- PROMPT
Please go through the records below and return every line holding the word "number".

"""

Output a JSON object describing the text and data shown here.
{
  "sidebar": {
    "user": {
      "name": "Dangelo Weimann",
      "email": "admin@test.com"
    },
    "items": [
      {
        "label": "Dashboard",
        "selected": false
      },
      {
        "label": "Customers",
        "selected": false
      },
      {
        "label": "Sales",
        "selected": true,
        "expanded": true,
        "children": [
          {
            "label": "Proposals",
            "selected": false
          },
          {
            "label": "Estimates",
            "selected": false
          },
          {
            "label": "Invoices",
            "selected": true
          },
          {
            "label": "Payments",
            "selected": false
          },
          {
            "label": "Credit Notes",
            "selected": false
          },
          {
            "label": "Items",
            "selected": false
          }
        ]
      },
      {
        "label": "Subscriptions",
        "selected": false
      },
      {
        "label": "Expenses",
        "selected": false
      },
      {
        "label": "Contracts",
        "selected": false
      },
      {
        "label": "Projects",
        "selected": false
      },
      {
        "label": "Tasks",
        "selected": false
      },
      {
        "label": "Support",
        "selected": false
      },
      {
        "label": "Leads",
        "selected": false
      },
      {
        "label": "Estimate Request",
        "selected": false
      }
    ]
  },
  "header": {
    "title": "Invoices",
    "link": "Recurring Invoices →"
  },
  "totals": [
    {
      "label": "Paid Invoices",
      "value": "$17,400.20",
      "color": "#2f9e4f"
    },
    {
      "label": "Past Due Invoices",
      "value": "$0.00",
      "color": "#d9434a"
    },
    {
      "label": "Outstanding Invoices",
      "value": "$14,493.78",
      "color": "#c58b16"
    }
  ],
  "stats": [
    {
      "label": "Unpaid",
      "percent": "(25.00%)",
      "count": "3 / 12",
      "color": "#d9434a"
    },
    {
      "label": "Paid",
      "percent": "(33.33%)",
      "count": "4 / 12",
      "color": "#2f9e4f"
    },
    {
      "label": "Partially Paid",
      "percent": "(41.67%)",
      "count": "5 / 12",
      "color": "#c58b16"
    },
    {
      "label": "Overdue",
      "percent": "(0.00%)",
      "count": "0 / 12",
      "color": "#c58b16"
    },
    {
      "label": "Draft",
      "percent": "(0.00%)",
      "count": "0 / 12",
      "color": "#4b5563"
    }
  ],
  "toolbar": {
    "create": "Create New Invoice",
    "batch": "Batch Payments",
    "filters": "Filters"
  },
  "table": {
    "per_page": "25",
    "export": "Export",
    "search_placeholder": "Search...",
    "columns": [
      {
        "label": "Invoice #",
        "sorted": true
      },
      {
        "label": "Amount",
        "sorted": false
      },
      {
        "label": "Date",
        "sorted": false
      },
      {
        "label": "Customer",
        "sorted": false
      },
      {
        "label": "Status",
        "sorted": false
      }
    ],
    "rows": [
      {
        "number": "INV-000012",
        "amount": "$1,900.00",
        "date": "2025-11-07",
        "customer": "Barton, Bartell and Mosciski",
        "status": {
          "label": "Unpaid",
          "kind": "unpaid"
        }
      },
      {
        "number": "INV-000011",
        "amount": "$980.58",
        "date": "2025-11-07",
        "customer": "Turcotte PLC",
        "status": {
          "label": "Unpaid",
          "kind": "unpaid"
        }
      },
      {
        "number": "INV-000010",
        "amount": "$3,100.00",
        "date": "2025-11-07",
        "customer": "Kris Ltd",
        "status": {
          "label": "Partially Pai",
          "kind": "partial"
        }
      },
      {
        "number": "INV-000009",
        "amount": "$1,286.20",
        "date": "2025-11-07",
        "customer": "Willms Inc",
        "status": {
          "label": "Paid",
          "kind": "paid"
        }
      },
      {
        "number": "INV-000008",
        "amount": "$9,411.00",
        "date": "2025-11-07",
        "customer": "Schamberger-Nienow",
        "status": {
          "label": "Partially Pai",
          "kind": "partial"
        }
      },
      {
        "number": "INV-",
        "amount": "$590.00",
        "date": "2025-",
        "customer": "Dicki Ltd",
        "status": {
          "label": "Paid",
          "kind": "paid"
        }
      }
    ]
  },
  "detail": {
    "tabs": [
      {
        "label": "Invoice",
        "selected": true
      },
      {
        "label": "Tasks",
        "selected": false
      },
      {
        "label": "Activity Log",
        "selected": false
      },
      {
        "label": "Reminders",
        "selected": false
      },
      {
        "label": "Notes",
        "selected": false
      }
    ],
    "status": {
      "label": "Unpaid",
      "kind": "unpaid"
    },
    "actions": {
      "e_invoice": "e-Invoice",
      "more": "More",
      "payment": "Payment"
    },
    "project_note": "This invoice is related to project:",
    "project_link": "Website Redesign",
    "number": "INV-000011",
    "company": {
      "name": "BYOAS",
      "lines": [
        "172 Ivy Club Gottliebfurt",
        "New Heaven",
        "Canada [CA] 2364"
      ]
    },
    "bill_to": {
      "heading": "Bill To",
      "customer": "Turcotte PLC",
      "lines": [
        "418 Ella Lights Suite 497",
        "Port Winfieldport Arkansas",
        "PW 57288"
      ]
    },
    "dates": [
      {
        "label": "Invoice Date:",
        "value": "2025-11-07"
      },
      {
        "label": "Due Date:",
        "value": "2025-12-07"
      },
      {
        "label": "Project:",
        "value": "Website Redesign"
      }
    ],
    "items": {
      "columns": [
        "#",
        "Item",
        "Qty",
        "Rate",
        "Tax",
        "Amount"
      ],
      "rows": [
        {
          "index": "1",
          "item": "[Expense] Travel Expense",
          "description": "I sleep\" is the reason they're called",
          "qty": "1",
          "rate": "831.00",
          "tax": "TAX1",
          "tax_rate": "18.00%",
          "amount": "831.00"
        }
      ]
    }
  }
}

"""

- ANSWER SPACE
        "number": "INV-000012",
        "number": "INV-000011",
        "number": "INV-000010",
        "number": "INV-000009",
        "number": "INV-000008",
        "number": "INV-",
    "number": "INV-000011",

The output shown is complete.